Tourism and conservation
Since we started Coastal Guide, we have been happening all along Kenya's amazing coastline and to promote its fantastic parks and reserves. There is so much to see along the coast, including lush green landscapes, mangrove forests teeming with birdlife and a whole underwater world bursting with colour. And the good news? Some tourist activities actively support conservation eﬀorts. In this article we've included a just few ideas
for getting involved.
Tourism and conservation can go hand in hand, with tourism providing an important economic incentive for conserving and protecting natural habitats and wildlife, in addition to all the environmental reasons for doing so. Besides its massive contribution to GDP, tourism raises funds for conservation eﬀorts more directly via the entry fees to national parks and reserves and via eco and community-based tourism initiatives.
According to Watamu Marine Association (www.watamu.biz),
'ecotourism is a fantastic opportunity to bring much needed investment and revenue to [these] poor coastal communities.' Marine ecosystems have been put under huge pressure from population growth and overﬁshing and tourism can provide alternative income opportunities. For example, ﬁshermen can diversify into oﬀering boat trips, former poachers can use their expertise to become guides and communities more generally can beneﬁt from new job opportunities in the tourism sector.
As we have seen in previous issues of Coastal Guide, Kenya's seas are home to bottlenose and spinner dolphins, humpback whales and even orcas. It is well worth considering adding a whale or dolphin watching boat trip to your itinerary, and the Malindi- Watamu Marine National Reserve is one of the best places for spotting these ocean giants. Just make sure you book with a reputable local company who promotes safe environments for
both tourists and wildlife.
Kenyan waters are also home to at least 5 species of sea turtle and Watamu Turtle Watch work tirelessly to ensure the future these graceful creatures, the protection of the marine environment and the promotion of sustainable livelihoods in the Watamu area. Check out their website to ﬁnd out more about their work and how you can get involved

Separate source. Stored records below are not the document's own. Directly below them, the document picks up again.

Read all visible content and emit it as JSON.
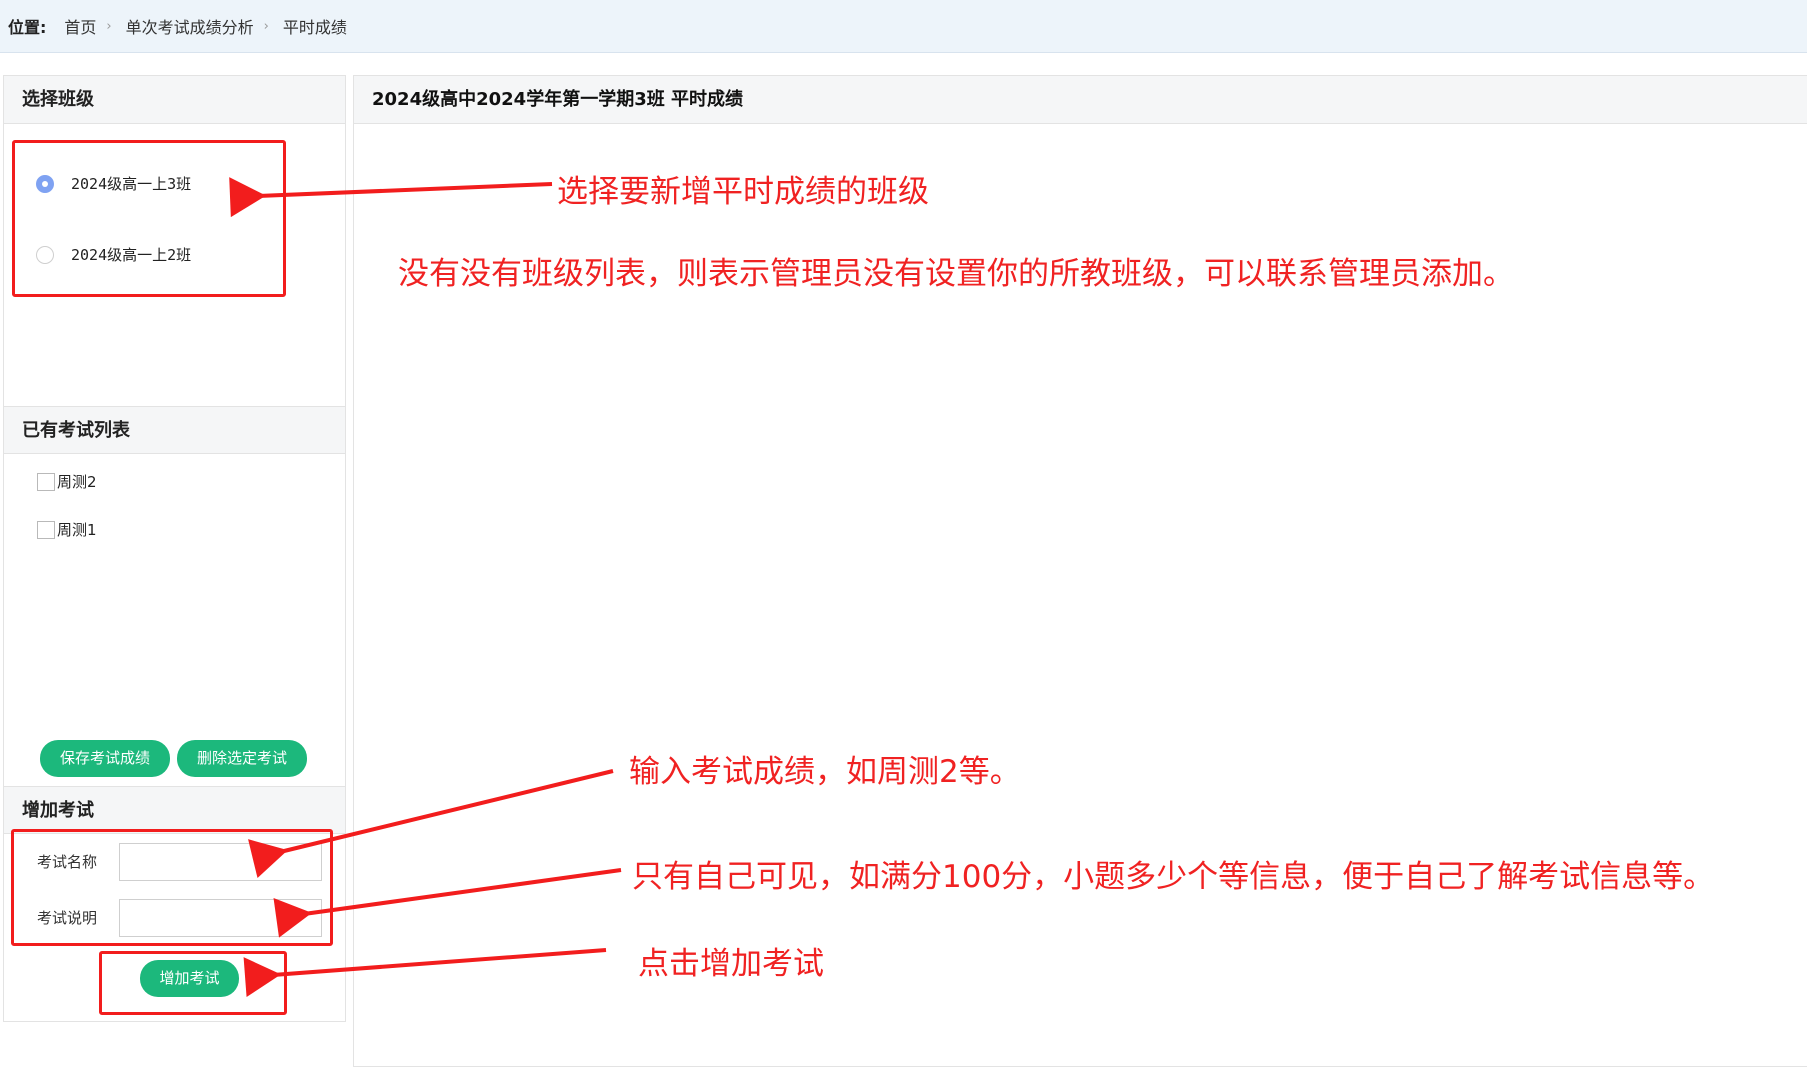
{
  "breadcrumb": {
    "label": "位置:",
    "items": [
      "首页",
      "单次考试成绩分析",
      "平时成绩"
    ],
    "separator": "›"
  },
  "left": {
    "class_section_title": "选择班级",
    "classes": [
      {
        "label": "2024级高一上3班",
        "selected": true
      },
      {
        "label": "2024级高一上2班",
        "selected": false
      }
    ],
    "exam_section_title": "已有考试列表",
    "exams": [
      {
        "label": "周测2",
        "checked": false
      },
      {
        "label": "周测1",
        "checked": false
      }
    ],
    "save_button": "保存考试成绩",
    "delete_button": "删除选定考试",
    "add_section_title": "增加考试",
    "exam_name_label": "考试名称",
    "exam_name_value": "",
    "exam_desc_label": "考试说明",
    "exam_desc_value": "",
    "add_button": "增加考试"
  },
  "right": {
    "title": "2024级高中2024学年第一学期3班 平时成绩"
  },
  "annotations": {
    "select_class": "选择要新增平时成绩的班级",
    "no_class_list": "没有没有班级列表，则表示管理员没有设置你的所教班级，可以联系管理员添加。",
    "enter_exam": "输入考试成绩，如周测2等。",
    "self_visible": "只有自己可见，如满分100分，小题多少个等信息，便于自己了解考试信息等。",
    "click_add": "点击增加考试"
  },
  "colors": {
    "accent_green": "#1cb87c",
    "annotation_red": "#f02222",
    "radio_blue": "#7fa2f2",
    "topbar_bg": "#edf4fa"
  }
}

Further south there's the Kisite Marine Park for some great snorkelling, diving and dhow safaris. Here, the REEFolution team are doing amazing work restoring and creating coral reefs together with local ﬁshermen. Healthy reefs are essential to the livelihoods of the ﬁshermen as they help sustain healthy ﬁsh stocks. Here too tourism oﬀers a great income diversiﬁcation strategy, and an extra incentive to look after the reefs and
protect biodiversity (www.reefolution.org; www.pillipipa.com).
Back on dry land, there are plenty of conservation initiatives that also beneﬁt from revenues from tourism. In Diani, for example, there's the Colobus Conservation project where visitors are welcome to take part in a guided walk to meet the resident monkeys and ﬁnd out about the charity's work and research activities (www.colobusconservation.org).
Tourism and conservation can go hand in hand, with tourism providing an important economic incenve for conserving and protecting natural habitats and wildlife...
On a national scale, the Kenya Wildlife Service (KWS), which manages about 8% of Kenya's landmass, relies heavily on the money paid by tourists to fulﬁl its long-term conservation and research objectives as well as daily activities such as patrolling the parks against poachers. Shimba Hills National Reserve, managed by the KWS, is just a short drive from both Mombasa and Diani. As one of East Africa's largest coastal forests and boasting the highest density of African Elephants in Kenya, the reserve is also home to the endangered Sable Antelope, over a 100 species of bird and extraordinary plant biodiversity and is well worth a visit (ww.kws.go.ke).
There are plenty more organisations up and down the coast doing great work to ensure that Kenya's natural marvels continue to ﬂourish for many generations to come. Tourism, when managed properly and with the full support and involvement of local populations, can be part of this process.